[[ Data for the task open ]]

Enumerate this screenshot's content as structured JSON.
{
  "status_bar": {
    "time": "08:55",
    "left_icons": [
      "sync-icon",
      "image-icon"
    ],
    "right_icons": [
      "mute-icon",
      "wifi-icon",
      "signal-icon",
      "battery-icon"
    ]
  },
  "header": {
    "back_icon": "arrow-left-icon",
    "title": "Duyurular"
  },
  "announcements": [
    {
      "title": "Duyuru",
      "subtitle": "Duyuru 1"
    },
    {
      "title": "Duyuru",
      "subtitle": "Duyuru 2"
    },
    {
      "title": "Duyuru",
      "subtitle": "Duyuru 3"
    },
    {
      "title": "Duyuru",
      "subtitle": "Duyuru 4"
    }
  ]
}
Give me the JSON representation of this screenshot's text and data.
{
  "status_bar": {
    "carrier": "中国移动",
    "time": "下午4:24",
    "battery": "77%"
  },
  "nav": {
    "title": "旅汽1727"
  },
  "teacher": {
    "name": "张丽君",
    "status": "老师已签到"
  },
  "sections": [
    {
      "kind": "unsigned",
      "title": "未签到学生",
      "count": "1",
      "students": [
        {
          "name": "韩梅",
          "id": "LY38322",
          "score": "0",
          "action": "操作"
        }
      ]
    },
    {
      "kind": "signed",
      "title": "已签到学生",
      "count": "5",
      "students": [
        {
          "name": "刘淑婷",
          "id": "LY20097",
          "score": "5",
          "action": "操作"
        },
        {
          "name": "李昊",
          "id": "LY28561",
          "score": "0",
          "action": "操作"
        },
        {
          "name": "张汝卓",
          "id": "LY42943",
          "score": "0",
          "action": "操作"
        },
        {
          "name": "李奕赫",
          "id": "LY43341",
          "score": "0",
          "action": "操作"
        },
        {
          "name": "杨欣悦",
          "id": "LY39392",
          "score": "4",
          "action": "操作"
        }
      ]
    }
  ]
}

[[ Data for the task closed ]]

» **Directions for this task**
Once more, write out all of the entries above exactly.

» **Task result**
Enumerate this screenshot's content as structured JSON.
{
  "status_bar": {
    "time": "08:55",
    "left_icons": [
      "sync-icon",
      "image-icon"
    ],
    "right_icons": [
      "mute-icon",
      "wifi-icon",
      "signal-icon",
      "battery-icon"
    ]
  },
  "header": {
    "back_icon": "arrow-left-icon",
    "title": "Duyurular"
  },
  "announcements": [
    {
      "title": "Duyuru",
      "subtitle": "Duyuru 1"
    },
    {
      "title": "Duyuru",
      "subtitle": "Duyuru 2"
    },
    {
      "title": "Duyuru",
      "subtitle": "Duyuru 3"
    },
    {
      "title": "Duyuru",
      "subtitle": "Duyuru 4"
    }
  ]
}
Give me the JSON representation of this screenshot's text and data.
{
  "status_bar": {
    "carrier": "中国移动",
    "time": "下午4:24",
    "battery": "77%"
  },
  "nav": {
    "title": "旅汽1727"
  },
  "teacher": {
    "name": "张丽君",
    "status": "老师已签到"
  },
  "sections": [
    {
      "kind": "unsigned",
      "title": "未签到学生",
      "count": "1",
      "students": [
        {
          "name": "韩梅",
          "id": "LY38322",
          "score": "0",
          "action": "操作"
        }
      ]
    },
    {
      "kind": "signed",
      "title": "已签到学生",
      "count": "5",
      "students": [
        {
          "name": "刘淑婷",
          "id": "LY20097",
          "score": "5",
          "action": "操作"
        },
        {
          "name": "李昊",
          "id": "LY28561",
          "score": "0",
          "action": "操作"
        },
        {
          "name": "张汝卓",
          "id": "LY42943",
          "score": "0",
          "action": "操作"
        },
        {
          "name": "李奕赫",
          "id": "LY43341",
          "score": "0",
          "action": "操作"
        },
        {
          "name": "杨欣悦",
          "id": "LY39392",
          "score": "4",
          "action": "操作"
        }
      ]
    }
  ]
}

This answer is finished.